It never ceases to amaze me how little the average American knows about the health care reform law that kicks into its next gear in just a few short weeks — with the open enrollment in the exchanges.
(Hell, I guess it never ceases to amaze me how little the average American knows about health care, period. Which is probably what startles me about the rise of consumer-driven health products. Putting consumers in charge of their own health care spending is a lot like putting my 13-year-old son in charge of his homework. If it gets done at all, the finished product is a crumpled mess. A little bit of discipline — along with a lot of education — goes a long way.)
Anyway, the latest poll — from the experts at Gallup, no less — reveals 43 percent of uninsured Americans remain oblivious to the mandate (and the subsequent penalty) that kicks in with the new year. That’s nearly half the people the law is actually supposed to be helping. I bet more people can tell you who’s on Big Brother this summer.
(Speaking of which, maybe the suits at the E! should have an episode of Keeping Up With the Kardashians where they talk about the Patient Protection and Affordable Care Act. I don’t know, maybe Bruce Jenner could wonder aloud if Obamacare would cover his latest round of plastic surgery or something. Come to think of it, Kanye’s probably mentioned it in on his latest album.)
OK, so maybe that’s not the best example. Which is probably why the administration is dropping something like $684 million a year to educate consumers and reach out to all of those uninsureds wandering around without a clue.
That might sound like a lot, but it’s worth noting that industry estimates peg McDonald’s annual ad budget, for example, at more than $1 billion, with more than $71 million on just outdoor advertising, according to the latest numbers from Advertising Age. Wal-Mart, another company targeting a similar demographic as many of those uninsured consumers, spends nearly $1.9 billion a year.
Keep in mind, these would be mostly lower-income individuals (and families), so I would probably steer away from a lot of Web advertising. And I would definitely rule out a PBS documentary. Maybe a spot in next year’s Super Bowl? Doubt that would work. Nevermind the hell the administration would catch for such lavish spending, it would be a little late, at least a month after the mandate kicks in. (But I wouldn’t be surprised to see some Sunday spots as the NFL season ramps up this fall.)
Either way, the administration has its work cut out for it, because given all the free press the law’s received since its passage (both good and bad), it’s hard to fathom what more they could do to educate a public that hasn’t heard of the mandate by now. (Maybe some of those billboard McDonald’s is so found of? Just outside the caves these people have been hiding in.)
There is an upside, though.
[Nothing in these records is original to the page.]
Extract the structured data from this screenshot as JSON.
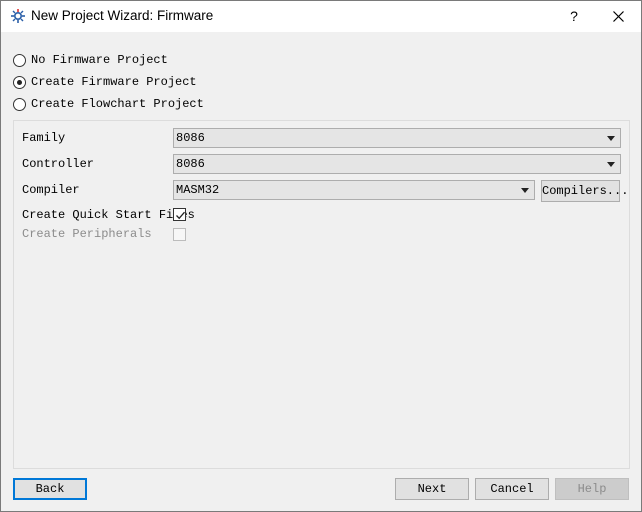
{
  "window": {
    "title": "New Project Wizard: Firmware",
    "help_label": "?"
  },
  "options": [
    {
      "label": "No Firmware Project",
      "checked": false
    },
    {
      "label": "Create Firmware Project",
      "checked": true
    },
    {
      "label": "Create Flowchart Project",
      "checked": false
    }
  ],
  "fields": {
    "family": {
      "label": "Family",
      "value": "8086"
    },
    "controller": {
      "label": "Controller",
      "value": "8086"
    },
    "compiler": {
      "label": "Compiler",
      "value": "MASM32",
      "button_label": "Compilers..."
    },
    "quick_start": {
      "label": "Create Quick Start Files",
      "checked": true
    },
    "peripherals": {
      "label": "Create Peripherals",
      "checked": false,
      "enabled": false
    }
  },
  "buttons": {
    "back": "Back",
    "next": "Next",
    "cancel": "Cancel",
    "help": "Help"
  },
  "colors": {
    "focus_accent": "#0078d7",
    "close_icon": "#000000"
  }
}
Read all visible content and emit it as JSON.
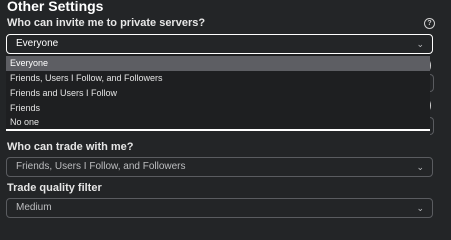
{
  "section_title": "Other Settings",
  "invite": {
    "label": "Who can invite me to private servers?",
    "value": "Everyone",
    "options": [
      "Everyone",
      "Friends, Users I Follow, and Followers",
      "Friends and Users I Follow",
      "Friends",
      "No one"
    ]
  },
  "trade": {
    "label": "Who can trade with me?",
    "value": "Friends, Users I Follow, and Followers"
  },
  "trade_filter": {
    "label": "Trade quality filter",
    "value": "Medium"
  },
  "icons": {
    "help": "?",
    "chevron": "⌄"
  }
}
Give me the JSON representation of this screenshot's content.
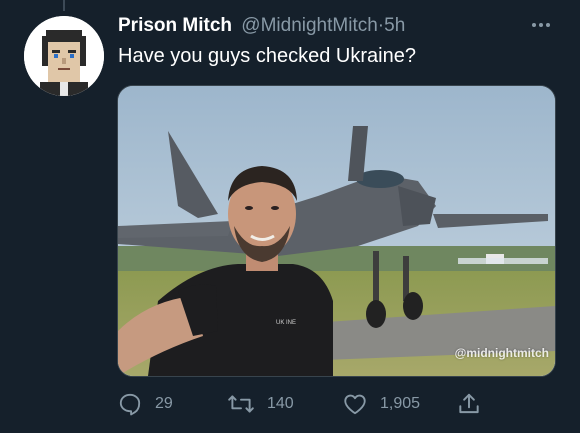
{
  "tweet": {
    "author_name": "Prison Mitch",
    "author_handle": "@MidnightMitch",
    "separator": "·",
    "time": "5h",
    "text": "Have you guys checked Ukraine?",
    "media": {
      "watermark": "@midnightmitch",
      "shirt_text": "UK INE"
    }
  },
  "actions": {
    "replies": "29",
    "retweets": "140",
    "likes": "1,905"
  },
  "icons": {
    "more": "more-icon",
    "reply": "reply-icon",
    "retweet": "retweet-icon",
    "like": "heart-icon",
    "share": "share-icon"
  },
  "colors": {
    "background": "#15202b",
    "secondary_text": "#8899a6",
    "primary_text": "#ffffff"
  }
}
For those of you in the individual market, there are apparently throngs of people out there who need to get insurance soon. Wouldn’t you rather them hear about it from you?